But Sun does not think that it is unfair. “Opening a shop upstairs in an industrial building is your own choice. It is not about wheeling and dealing,” Sun explains. “If you are capable enough, then, just open an upstairs canteen.”

Roy Kwong Chun-yu, legislative councillor and a former member of the Panel on Food Safety and Environmental Hygiene, believes money is the reason why so many people are operating business inside industrial buildings. “Why are they in industrial buildings? It is because they have no other choice. The land price in Hong Kong is way too high,” Kwong explains.

While factory canteens may reduce the owner’s financial burden and offer the public more options, they also raise safety concerns.

Under existing legislation, only some of the old industrial buildings built before 1987 are required to have an automatic sprinkler system. Obviously the risk of fire spreading in such buildings is much higher.
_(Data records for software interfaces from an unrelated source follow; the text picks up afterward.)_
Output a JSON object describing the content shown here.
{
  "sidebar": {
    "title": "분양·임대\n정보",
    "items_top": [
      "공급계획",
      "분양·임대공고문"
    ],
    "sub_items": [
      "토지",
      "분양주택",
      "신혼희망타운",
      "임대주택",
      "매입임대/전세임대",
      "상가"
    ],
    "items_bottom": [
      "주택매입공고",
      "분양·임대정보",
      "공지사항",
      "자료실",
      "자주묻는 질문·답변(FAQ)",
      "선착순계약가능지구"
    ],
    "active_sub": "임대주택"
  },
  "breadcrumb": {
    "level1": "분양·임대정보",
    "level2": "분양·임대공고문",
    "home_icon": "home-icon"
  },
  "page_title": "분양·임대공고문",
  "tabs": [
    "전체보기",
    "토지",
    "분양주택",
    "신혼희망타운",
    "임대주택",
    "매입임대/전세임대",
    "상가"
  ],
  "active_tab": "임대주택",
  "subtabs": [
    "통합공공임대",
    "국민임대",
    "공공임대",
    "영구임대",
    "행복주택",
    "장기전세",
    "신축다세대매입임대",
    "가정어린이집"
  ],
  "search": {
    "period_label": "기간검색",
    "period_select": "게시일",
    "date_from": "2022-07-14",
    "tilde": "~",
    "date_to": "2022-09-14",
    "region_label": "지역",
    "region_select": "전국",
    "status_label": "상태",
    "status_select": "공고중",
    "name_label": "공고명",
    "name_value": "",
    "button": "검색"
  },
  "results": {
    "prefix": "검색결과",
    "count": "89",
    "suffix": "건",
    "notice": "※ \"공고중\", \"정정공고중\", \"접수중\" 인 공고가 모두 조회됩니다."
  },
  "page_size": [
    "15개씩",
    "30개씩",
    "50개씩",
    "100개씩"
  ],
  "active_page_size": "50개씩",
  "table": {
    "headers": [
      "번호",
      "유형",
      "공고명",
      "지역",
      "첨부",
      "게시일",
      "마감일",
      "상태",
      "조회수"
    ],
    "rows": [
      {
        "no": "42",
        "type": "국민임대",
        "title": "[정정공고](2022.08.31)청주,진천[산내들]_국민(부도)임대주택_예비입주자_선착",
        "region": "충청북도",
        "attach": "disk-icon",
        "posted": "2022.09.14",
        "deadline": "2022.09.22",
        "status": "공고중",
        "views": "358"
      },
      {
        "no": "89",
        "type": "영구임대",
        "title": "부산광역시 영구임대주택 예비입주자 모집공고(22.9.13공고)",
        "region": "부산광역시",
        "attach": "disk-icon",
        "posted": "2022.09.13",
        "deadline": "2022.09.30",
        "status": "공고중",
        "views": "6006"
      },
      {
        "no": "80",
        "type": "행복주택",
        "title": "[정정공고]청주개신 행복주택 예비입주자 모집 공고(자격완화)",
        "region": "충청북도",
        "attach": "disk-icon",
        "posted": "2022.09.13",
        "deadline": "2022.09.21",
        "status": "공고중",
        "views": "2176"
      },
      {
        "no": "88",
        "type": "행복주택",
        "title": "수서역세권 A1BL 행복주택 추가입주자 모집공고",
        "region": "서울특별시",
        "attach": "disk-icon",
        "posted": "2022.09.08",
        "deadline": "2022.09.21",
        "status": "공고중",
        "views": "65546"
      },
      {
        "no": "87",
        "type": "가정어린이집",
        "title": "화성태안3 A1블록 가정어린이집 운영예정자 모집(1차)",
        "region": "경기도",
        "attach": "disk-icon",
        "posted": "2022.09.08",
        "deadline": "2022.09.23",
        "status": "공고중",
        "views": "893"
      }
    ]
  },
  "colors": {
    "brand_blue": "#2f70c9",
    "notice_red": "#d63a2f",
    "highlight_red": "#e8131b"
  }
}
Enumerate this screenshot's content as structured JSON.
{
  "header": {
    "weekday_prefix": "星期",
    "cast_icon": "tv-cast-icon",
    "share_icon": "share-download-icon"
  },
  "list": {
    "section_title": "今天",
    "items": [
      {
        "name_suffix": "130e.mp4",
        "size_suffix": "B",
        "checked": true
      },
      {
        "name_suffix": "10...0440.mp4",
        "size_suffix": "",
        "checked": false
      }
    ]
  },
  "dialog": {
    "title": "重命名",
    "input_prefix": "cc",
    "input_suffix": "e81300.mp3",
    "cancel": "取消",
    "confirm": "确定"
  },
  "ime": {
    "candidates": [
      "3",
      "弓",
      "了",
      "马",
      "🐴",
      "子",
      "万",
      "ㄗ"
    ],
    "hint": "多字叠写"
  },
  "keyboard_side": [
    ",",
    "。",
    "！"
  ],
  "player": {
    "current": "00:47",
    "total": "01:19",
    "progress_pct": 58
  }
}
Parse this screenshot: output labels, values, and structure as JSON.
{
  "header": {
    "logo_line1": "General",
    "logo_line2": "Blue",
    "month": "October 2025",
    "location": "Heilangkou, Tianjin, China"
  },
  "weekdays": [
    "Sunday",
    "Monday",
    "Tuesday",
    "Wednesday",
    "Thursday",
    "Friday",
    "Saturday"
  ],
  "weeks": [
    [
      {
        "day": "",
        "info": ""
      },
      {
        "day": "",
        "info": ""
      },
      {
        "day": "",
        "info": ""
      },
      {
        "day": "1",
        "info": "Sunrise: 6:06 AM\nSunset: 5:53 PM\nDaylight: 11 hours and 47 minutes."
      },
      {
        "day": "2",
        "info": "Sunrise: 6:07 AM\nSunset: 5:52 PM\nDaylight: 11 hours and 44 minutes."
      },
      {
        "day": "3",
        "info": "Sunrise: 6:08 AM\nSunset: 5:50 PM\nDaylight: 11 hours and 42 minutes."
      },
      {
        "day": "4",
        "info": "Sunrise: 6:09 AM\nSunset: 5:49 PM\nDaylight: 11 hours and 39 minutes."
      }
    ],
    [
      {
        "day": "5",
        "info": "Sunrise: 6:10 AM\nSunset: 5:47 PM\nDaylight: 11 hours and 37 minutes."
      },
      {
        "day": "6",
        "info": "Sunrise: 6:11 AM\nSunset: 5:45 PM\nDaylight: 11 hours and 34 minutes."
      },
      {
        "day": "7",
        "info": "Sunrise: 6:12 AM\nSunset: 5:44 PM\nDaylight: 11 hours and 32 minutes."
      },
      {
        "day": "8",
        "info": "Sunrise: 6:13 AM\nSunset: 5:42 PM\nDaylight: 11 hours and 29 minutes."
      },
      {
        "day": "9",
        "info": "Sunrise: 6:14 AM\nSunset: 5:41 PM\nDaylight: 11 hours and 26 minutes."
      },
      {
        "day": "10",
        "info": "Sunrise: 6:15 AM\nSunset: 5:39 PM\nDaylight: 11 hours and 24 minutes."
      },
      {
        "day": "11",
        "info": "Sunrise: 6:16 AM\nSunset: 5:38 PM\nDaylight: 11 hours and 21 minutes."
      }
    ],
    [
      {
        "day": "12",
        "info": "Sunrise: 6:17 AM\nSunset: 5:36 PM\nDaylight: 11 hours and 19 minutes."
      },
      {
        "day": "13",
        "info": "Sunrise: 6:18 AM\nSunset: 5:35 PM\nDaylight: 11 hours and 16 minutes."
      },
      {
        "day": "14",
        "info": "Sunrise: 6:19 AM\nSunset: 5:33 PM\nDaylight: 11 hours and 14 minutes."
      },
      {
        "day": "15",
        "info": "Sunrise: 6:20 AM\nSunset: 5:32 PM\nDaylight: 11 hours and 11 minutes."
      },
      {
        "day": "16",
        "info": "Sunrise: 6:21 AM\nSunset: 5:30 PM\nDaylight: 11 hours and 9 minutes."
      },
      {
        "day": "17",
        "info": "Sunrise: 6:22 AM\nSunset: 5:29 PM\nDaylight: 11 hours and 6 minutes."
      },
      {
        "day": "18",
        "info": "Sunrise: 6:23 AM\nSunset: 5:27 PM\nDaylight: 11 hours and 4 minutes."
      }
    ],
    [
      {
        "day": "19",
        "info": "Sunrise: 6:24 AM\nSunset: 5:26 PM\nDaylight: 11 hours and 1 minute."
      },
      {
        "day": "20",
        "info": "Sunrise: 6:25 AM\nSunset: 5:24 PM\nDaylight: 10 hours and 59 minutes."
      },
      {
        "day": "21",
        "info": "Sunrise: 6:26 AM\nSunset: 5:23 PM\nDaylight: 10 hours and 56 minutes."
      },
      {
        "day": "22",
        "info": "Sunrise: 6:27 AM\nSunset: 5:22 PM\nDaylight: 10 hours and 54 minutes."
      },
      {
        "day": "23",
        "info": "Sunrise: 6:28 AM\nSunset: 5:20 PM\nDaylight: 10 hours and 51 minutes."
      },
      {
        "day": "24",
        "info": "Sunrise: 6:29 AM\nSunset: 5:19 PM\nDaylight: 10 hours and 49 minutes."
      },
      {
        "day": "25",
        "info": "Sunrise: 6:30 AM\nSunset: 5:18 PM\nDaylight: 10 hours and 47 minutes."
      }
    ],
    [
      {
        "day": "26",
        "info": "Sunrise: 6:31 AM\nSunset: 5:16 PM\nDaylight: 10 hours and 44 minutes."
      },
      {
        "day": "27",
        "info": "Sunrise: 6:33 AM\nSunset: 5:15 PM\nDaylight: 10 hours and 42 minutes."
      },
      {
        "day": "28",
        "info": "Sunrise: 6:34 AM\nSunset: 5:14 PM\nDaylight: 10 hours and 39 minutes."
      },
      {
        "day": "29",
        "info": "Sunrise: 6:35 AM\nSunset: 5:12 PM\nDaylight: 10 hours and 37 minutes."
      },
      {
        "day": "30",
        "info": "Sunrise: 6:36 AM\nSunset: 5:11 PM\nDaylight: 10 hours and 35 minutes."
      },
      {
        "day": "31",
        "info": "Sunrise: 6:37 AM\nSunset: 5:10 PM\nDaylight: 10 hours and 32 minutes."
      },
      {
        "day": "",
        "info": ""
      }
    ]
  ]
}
Kwong maintains the government should take the initiative to improve fire safety facilities in old industrial buildings which would help the operation of factory canteens. But he believes the government will never do so due to the large cost implications. “High cost is not a reason for not doing that [improving fire safety facilities],” he says.

Restaurants inside industrial buildings are popular among young customers.

In spite of the many problems in factory canteens and industrial buildings, Kwong believes industrial buildings have their unique advantages. “One of the special advantages of industrial buildings is that they are large. Their space can be used in a good way,” Kwong points out.

The current regulations on factory canteens date back to 1980 and Kwong believes it is time the government reviews them. “They should take a look at what is going on in society,” Kwong says. “They should protect the rights of these industrial buildings users who deserve to have a reasonable answer about how to make a living in these areas.”

He thinks the government should try to maximise the potential of these buildings. “In fact, they are gems. It all depends on how the government utilises them.”

Edited by Rivers Zhang & Angela Siu